§ ACTIVITY:
Below are records to be copied exactly; their pictures are to be omitted.

§ INPUT DATA:
★ ★ ★ ★ ★ ★ ★

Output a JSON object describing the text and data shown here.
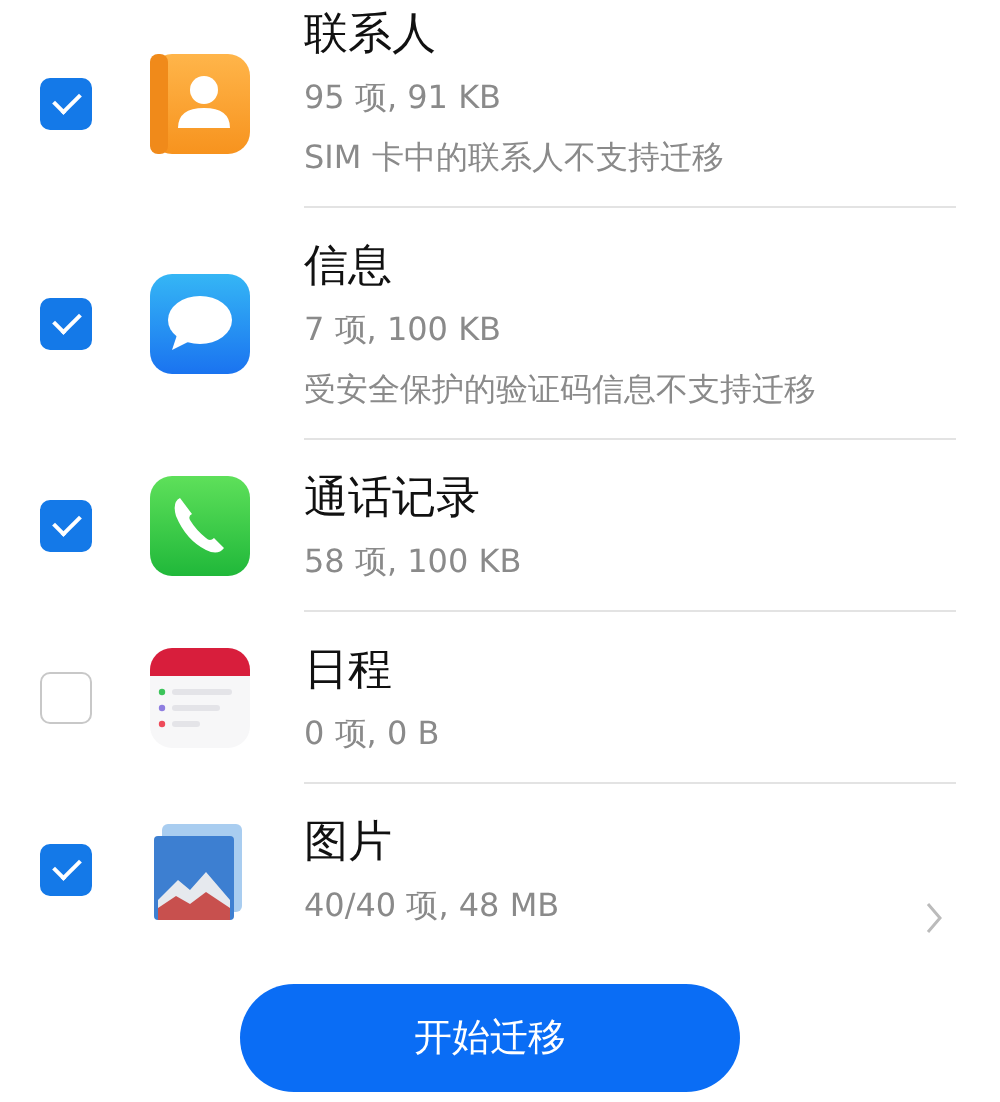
{
  "items": [
    {
      "title": "联系人",
      "details": [
        "95 项, 91 KB",
        "SIM 卡中的联系人不支持迁移"
      ],
      "checked": true,
      "kind": "contacts",
      "has_chevron": false
    },
    {
      "title": "信息",
      "details": [
        "7 项, 100 KB",
        "受安全保护的验证码信息不支持迁移"
      ],
      "checked": true,
      "kind": "messages",
      "has_chevron": false
    },
    {
      "title": "通话记录",
      "details": [
        "58 项, 100 KB"
      ],
      "checked": true,
      "kind": "calls",
      "has_chevron": false
    },
    {
      "title": "日程",
      "details": [
        "0 项, 0 B"
      ],
      "checked": false,
      "kind": "calendar",
      "has_chevron": false
    },
    {
      "title": "图片",
      "details": [
        "40/40 项, 48 MB"
      ],
      "checked": true,
      "kind": "gallery",
      "has_chevron": true
    }
  ],
  "start_button": "开始迁移"
}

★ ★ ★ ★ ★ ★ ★

§ SOLUTION:
Output a JSON object describing the text and data shown here.
{
  "items": [
    {
      "title": "联系人",
      "details": [
        "95 项, 91 KB",
        "SIM 卡中的联系人不支持迁移"
      ],
      "checked": true,
      "kind": "contacts",
      "has_chevron": false
    },
    {
      "title": "信息",
      "details": [
        "7 项, 100 KB",
        "受安全保护的验证码信息不支持迁移"
      ],
      "checked": true,
      "kind": "messages",
      "has_chevron": false
    },
    {
      "title": "通话记录",
      "details": [
        "58 项, 100 KB"
      ],
      "checked": true,
      "kind": "calls",
      "has_chevron": false
    },
    {
      "title": "日程",
      "details": [
        "0 项, 0 B"
      ],
      "checked": false,
      "kind": "calendar",
      "has_chevron": false
    },
    {
      "title": "图片",
      "details": [
        "40/40 项, 48 MB"
      ],
      "checked": true,
      "kind": "gallery",
      "has_chevron": true
    }
  ],
  "start_button": "开始迁移"
}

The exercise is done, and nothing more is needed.